The Jupiter mission, which will cost £695 million, or the more impressive $1.1 billion, will search for life on the distant planet and its moons. It will focus on the "in-depth study" of Europa and the Jupiter system, according to the UK Space Agency.
The Jupiter icy moon explorer (juice) probe would take ten years to build, and could launch in 2022. It will take a further eight years to reach Jupiter. The mission will cruise for seven to eight years, then spend four years in orbit.
According to Planetary.org, Juice is recommended over ATHENA, an x-ray observatory, and NGO (a gravitational wave observatory).
To get the project off the ground, a majority vote is required at the science programme committee extraordinary meeting in Paris tomorrow.
Juice would be a five-tonne, instrument-filled satellite which would head to the solar system's biggest and make observations of investigation of three of its largest moons.
It will use Jupiter's gravity to zoom in to Callisto, Europa and Ganymede.
The bevy of instruments, which do not come under the £695m budget, will include:
Magnetometer - to measure the magnetic fields of Jupiter and its moons.
JuMMP (Jupiter Magnetosphere and Moons Plasma investigation) - to study plasma in Jupiter’s magnetosphere, and the interaction between the Jupiter and Ganymede.
JUDE (Jovian Ultraviolet Dynamics Experiment) - the camera, or broadband ultraviolet imager, to show electromagnetic coupling on Ganymede and Jupiter.

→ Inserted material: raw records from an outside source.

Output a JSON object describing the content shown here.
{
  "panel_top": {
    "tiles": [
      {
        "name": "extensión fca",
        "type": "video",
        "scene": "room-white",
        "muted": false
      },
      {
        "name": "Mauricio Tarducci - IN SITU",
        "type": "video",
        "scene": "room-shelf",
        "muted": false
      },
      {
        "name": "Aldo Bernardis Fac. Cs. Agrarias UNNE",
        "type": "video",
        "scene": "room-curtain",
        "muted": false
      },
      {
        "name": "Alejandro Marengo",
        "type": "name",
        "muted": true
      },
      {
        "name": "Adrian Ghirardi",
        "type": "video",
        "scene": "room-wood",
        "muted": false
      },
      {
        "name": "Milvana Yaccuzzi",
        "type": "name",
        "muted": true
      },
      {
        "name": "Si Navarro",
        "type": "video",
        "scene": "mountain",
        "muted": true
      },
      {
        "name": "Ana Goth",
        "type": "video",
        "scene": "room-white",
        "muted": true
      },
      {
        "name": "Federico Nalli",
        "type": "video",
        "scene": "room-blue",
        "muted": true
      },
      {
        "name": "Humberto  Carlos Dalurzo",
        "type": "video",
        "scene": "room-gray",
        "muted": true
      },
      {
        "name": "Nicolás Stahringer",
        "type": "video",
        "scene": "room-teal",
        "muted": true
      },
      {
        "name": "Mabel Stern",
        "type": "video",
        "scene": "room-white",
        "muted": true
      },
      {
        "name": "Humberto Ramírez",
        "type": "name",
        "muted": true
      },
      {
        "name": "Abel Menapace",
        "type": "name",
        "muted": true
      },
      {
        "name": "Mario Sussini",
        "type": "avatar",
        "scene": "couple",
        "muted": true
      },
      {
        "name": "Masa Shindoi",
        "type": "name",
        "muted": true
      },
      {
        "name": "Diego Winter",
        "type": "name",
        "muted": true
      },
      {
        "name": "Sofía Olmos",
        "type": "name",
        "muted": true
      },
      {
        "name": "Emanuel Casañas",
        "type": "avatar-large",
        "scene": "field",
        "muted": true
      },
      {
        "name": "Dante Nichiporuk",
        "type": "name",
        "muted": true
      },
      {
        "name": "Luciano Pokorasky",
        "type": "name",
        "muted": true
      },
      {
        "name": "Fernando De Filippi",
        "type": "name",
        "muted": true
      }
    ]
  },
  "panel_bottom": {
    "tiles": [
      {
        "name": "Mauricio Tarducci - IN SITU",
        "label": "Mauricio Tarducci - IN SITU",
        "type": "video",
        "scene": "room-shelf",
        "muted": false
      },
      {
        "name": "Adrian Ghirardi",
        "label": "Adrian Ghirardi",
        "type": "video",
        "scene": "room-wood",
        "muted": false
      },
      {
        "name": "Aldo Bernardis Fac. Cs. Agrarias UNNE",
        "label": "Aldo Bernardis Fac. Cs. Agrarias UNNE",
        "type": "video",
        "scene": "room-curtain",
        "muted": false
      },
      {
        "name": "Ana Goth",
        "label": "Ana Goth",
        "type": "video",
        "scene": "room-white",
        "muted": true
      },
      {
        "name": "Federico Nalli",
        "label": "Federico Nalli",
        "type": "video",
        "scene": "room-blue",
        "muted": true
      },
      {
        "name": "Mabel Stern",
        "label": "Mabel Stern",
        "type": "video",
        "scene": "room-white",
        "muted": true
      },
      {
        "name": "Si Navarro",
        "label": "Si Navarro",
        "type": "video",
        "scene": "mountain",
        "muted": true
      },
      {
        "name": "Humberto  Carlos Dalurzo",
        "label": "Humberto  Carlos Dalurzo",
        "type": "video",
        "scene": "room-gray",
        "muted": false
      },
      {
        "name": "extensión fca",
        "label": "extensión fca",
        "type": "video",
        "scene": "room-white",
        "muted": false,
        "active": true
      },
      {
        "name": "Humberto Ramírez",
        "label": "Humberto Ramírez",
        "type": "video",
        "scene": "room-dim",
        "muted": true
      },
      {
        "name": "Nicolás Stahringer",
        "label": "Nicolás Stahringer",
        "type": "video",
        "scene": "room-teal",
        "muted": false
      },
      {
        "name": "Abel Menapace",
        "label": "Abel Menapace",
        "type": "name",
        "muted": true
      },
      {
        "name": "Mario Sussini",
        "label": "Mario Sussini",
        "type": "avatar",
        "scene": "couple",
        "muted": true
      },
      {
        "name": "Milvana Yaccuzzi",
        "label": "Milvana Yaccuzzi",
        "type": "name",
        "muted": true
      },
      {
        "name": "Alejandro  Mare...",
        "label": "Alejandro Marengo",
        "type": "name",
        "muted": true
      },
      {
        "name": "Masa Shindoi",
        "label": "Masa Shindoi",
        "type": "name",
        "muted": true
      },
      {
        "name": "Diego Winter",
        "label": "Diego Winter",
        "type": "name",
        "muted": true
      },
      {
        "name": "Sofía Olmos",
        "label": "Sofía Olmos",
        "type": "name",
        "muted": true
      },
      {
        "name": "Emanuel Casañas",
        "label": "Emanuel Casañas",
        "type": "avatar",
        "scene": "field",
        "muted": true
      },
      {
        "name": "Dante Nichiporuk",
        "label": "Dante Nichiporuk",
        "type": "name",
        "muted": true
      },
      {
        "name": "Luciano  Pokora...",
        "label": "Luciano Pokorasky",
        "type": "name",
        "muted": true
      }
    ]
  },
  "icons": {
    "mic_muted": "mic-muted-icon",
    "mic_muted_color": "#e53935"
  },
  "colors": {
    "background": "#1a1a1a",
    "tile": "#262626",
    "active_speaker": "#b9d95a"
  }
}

ORTIS (Oxford/RAL TeraHerz Infrared Sensor) - will measure water and wind on Jupiter and map surface and sub-surface temperatures on Ganymede and Jupiter.
Read the ESA's official notes on Juice here.